Bailey Greene ’21

Mechanical Engineering
Fort Hood, TX

Bailey knew early on that he wanted to work in the alternative energy automotive industry. He decided the best way to get a foot in the door and affect change towards alternative energy vehicles was to become a mechanical engineer, so he chose to study mechanical engineering. During a campus tour at UTSA, he fell in love with the community and just knew he was meant to be a Roadrunner.

What makes UTSA and its engineering program great?
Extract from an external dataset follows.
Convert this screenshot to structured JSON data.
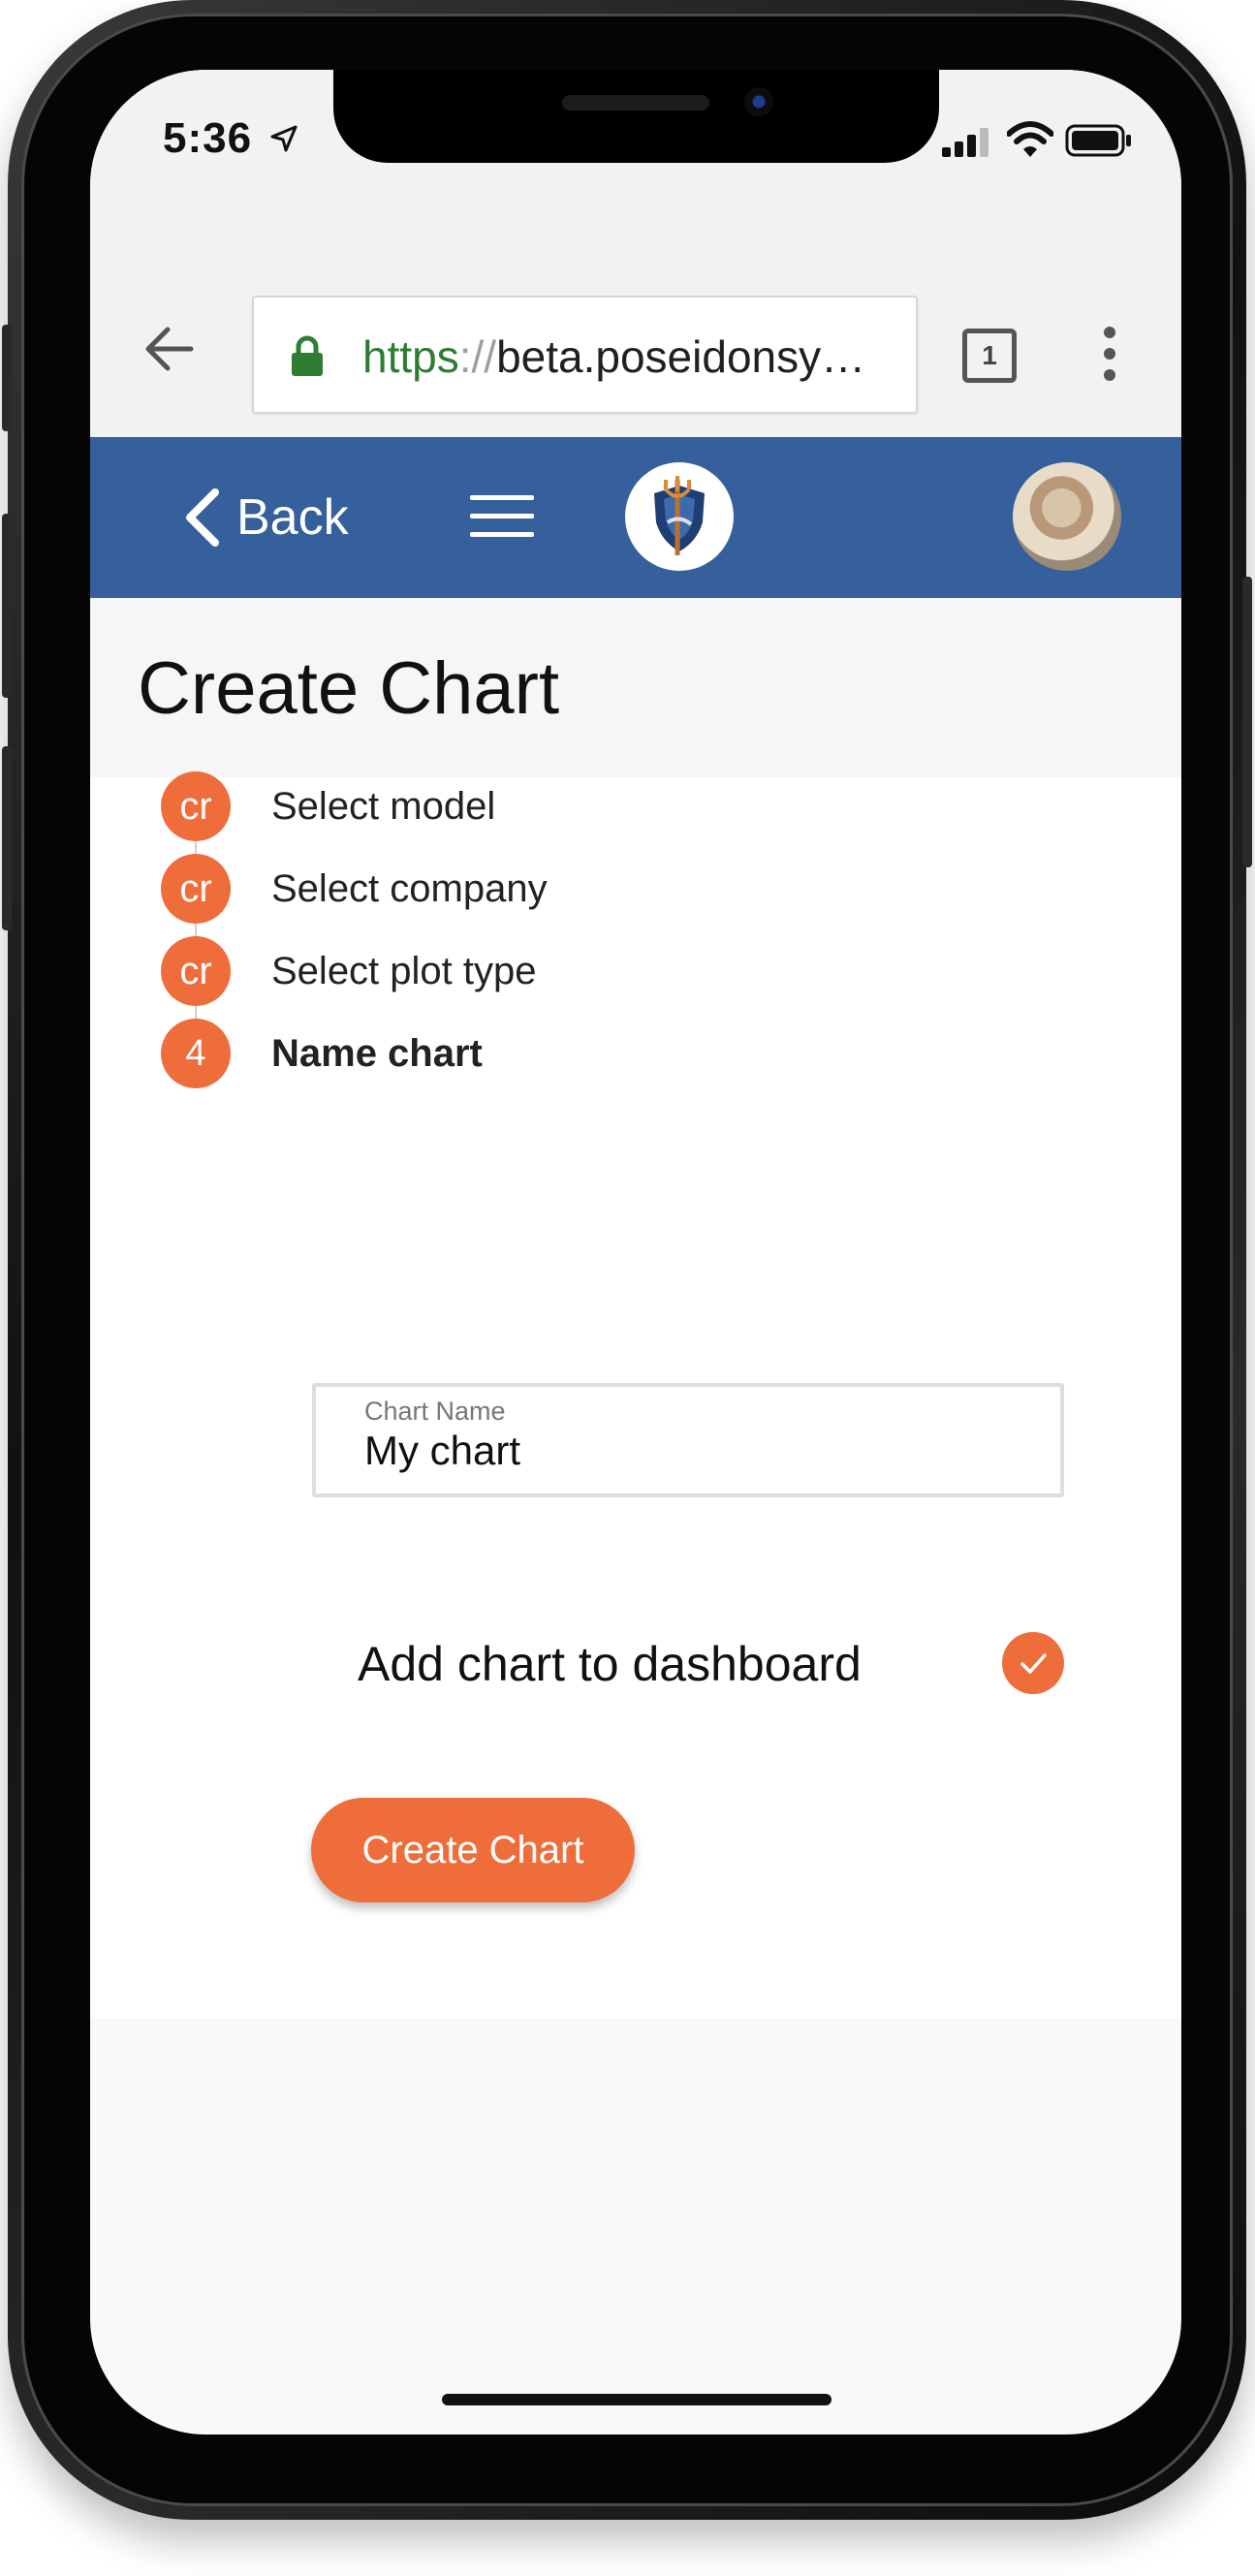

I love the sense of identity and community we have in the College of Engineering (COE). I appreciate all the amazing resources and programs COE offers. It’s incredible what a solid support network and reasonable expectations can do for your studies and your mental health. UTSA is a welcoming university with a rich campus life experience. As a pansexual, I have never felt unwelcome at UTSA. I feel safe and comfortable being unapologetically me. I hope every Roadrunner feels safe being who they are here and in our community. I want to do my part to make UTSA even more welcoming and inclusive so that now and forever, we remain Roadrunners.

Tell us about COE’s Freshman Interest Group (FIG) Program and what it’s like to be a Peer Advisor!

FIG helps first-year engineering students form connections in their community and create a lasting support network that will help them succeed. I was a FIG student my first year, and I still stay in touch with friends from my cohort. It’s really rewarding to be a Peer Advisor now.

What things are you involved in at UTSA?

I found myself getting really involved in the Student Government Association (SGA), where I currently serve as Speaker of the Senate. I also started a student group called the Council on Diversity and Inclusion (CODI) to help minority groups, like the LGBTQ+ community, feel represented within the COE.

Do you have any advice for Future Roadrunners?

Get involved! This has helped me when I am struggling in my classes. I don’t get overwhelmed or burnt out, because I know I can receive support from the communities I’m involved in.